- Nature of Evidence: Audit itself is a cumbersome process that requires the auditors to gather evidence based on which they can give an opinion. However, if the evidence itself is fabricated or has issues, the efficacy of the audit is compromised. All the evidence that the auditors put forth can be described as persuasive rather than conclusive. Therefore, with lacking conclusive evidence in place, it might be a long shot to give opinions based on the compelling evidence gathered.
- Management Cooperation: Even though engagement partners are supposed to be changed after every five years, yet it can be seen that there is still a change of auditors cooperating with the management and issuing an unqualified report. Even though the possibility of this happening is very minute, but there is no way to find out if this is the case unless it happens. Hence, the reliability of the audit process tends to be questionable in this regard, especially in the case where a possible collaboration between the auditors and the management might be possible.
Similar to this, external audits also have certain limitations relevant to the organizations conducting the audit itself. These limitations are as follows:
- Costs Involved: External Audit needs to be conducted by third parties, as required by the law. However, the fees that are associated with the audit process cannot be ignored. External Audits need to be costly, and this is something that the organization needs to pay themselves. This is a significant downside of external audits simply because it tends to leave a dent in its financials. Additionally, accountants also need to play a part in the auditing process because they need to offer their support and cooperation to auditors to be executed smoothly.

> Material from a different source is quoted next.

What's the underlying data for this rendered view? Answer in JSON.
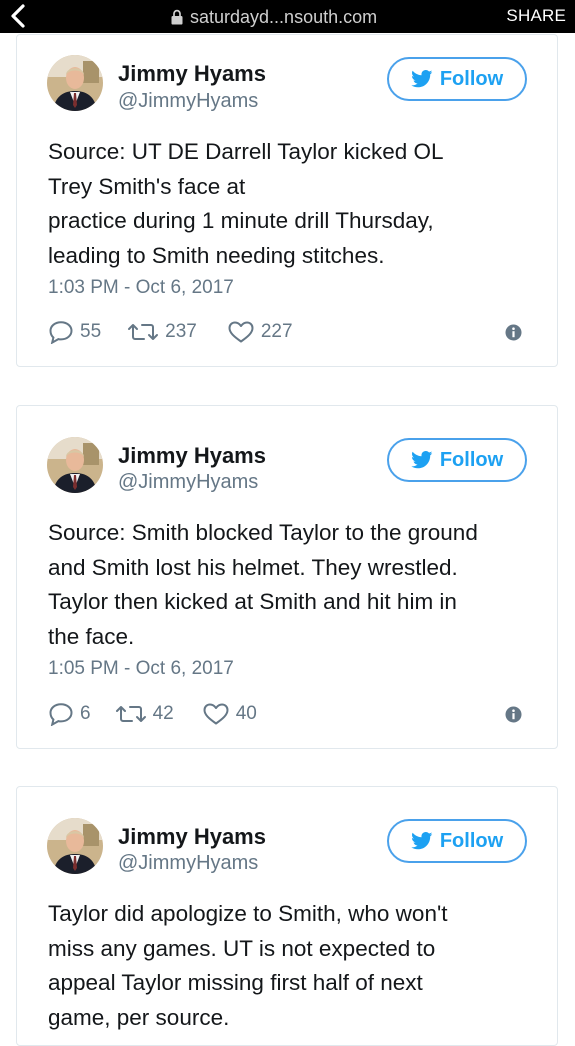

- Risk of a Qualified Report: This is also a very major risk associated with an eternal audit. Audit opinion, if unfavorable for the company, can harness its reputation in the market. It leads to shareholders losing trust and eventually withdrawing their shares of investment from the company. Although the probability of this happening, in the case of a clean practice by the company, is negligible, but still, there is a risk involved. If the auditor is not satisfied, he has the right to mention it in the audit report, which can be detrimental for the company.
- Disruption in normal routine operations of the company: Since the audit is considered to be a cumbersome process, it can be seen that numerous processes are involved in making sure that the auditing process is carried out with relative ease. However, when auditors are working, the normal course of operations might be disrupted as a result, essentially because audit requires complete cooperation from the management.
Therefore, it can be seen that during the ordinary course of the audit, there are a few challenges and limitations that are concurred by the organization undergoing the audit. However, this does not, in any way, mean that audit is not necessary and can be looked upon by the company. Organizations should strive harder to make sure that they can make the audit process as easy as possible. The auditors can gather all the necessary evidence with relative ease so that the integrity of the audit will not be compromised in any way.
On the other hand, as far as limitations of the auditors are concerned, it can be seen that the limitations of audit can be covered too by ensuring that the audit is planned properly. This might help prove that evidence gathering and sampling are conducted appropriately to minimize the underlying risk associated.